You know, when you get some money, what's the first thing going to come to you? What do you think is the first thing gonna come to you when you get some money? Whether you're a professional athlete or entertainer or actor or whatever. What do you think will come to you?
Carmichael: [Laughing] I'm trying to think of what I can safely say on NPR.
Master P: I'm just saying, what do you think gon' come to you?
Carmichael: Um, opportunity? Maybe a little trouble? Luxury? Women?
Master P: So check this out. The first thing gon' come to you is a lawyer and a financial adviser. Think about it. The women, all that's gonna come, the opportunity, all that. But a lawyer and a financial advisor. Now imagine you're from the ghetto. You've never had no money. All of a sudden this guy comes up with a suit on and he's going to tell you what to do with your money. But this how he's gonna get you: He's gon' tell you, "It's not going to cost you no money. I'm going to take 5 percent of what you make, and I might even give you some money." Because they already know what you're worth. So all they're going to do is write checks for you, pay your utility bills write the checks to your parents, your friends or relatives, whoever, 'cause you ain't got time to do that. So they want 5 percent of your money. So think about this, 5 percent of your money, you never met 'em. So two or three years from now, when you get that big contract, it's a hundred million dollars. What's 5 percent of a hundred million dollars?
Carmichael: Aw, you're putting me on the spot now. [Laughs]

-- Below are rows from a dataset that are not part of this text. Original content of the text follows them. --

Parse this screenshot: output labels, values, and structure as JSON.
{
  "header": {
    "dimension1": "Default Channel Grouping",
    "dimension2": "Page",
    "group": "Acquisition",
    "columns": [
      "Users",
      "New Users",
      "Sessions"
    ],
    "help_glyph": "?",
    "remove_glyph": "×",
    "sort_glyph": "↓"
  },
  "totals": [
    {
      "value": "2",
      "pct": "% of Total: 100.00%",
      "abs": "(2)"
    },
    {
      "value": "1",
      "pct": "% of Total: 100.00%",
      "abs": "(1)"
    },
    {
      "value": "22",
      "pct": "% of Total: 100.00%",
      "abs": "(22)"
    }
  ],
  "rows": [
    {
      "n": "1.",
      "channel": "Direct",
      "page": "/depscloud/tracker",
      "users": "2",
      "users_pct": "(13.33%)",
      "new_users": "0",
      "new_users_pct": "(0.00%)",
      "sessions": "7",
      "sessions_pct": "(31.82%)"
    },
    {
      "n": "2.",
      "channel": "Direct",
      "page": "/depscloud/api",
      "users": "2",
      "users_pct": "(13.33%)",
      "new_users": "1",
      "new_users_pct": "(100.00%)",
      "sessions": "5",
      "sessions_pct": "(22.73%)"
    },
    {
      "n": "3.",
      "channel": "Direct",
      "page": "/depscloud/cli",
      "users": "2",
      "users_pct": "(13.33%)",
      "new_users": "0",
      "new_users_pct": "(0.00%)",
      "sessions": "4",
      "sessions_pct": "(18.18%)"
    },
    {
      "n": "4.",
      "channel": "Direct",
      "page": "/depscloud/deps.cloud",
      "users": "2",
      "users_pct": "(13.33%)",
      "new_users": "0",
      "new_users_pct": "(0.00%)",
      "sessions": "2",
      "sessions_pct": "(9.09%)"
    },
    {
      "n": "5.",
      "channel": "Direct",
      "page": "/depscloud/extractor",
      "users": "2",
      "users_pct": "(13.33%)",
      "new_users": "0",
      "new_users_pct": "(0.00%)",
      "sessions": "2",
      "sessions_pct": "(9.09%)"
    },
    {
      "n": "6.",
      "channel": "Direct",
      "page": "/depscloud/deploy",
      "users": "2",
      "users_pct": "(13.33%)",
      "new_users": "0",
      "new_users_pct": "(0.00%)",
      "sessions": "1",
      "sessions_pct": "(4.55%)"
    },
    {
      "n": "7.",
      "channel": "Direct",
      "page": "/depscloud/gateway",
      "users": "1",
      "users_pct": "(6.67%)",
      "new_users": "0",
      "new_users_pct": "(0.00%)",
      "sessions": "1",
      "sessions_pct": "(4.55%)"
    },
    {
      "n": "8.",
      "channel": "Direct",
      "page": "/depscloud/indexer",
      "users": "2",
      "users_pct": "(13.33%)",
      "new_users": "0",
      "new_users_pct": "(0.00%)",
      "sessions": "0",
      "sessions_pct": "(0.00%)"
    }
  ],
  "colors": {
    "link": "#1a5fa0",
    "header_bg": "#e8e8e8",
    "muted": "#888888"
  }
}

Master P: That's five million dollars! For somebody you just met or somebody else just introduced you to that person. One of your friends that probably plays basketball or whatever introduced you to that person that you gon' give five million dollars to that you've never met. That's how easy they got five million dollars from you and they never knew you.
Carmichael: That's crazy.
Master P: So now the lawyer's going to tell you whatever you want to do. Is you really reading those contracts? Are you prepared? That's what I tell Romeo. When Romeo talks about preparation, that's what we're prepared for. That's what going to school — he went to USC, I went to University of Houston — that's what that's for. So you get that paperwork in front of you, you read that paperwork and say, "OK, well, sir, what do this mean?" "Oh, well, don't worry about that." "No, I can't sign it until you tell me what that means." And it's OK to audit a record company or audit a financial adviser. So those are the type of things that I want to teach to the next generation: to say you have to be prepared for this money, because anybody can get money. But if you're not prepared for it, you're going to lose. You've got to build a relationship, even on the financial side and with businesspeople. You can't just jump into bed with them. That's just like going to the club. You find what you want, you gonna have problems.
The season finale of Growing Up Hip Hop airs tonight at 9/8c on WE tv.
Producer Suraya Mohamed contributed to this story.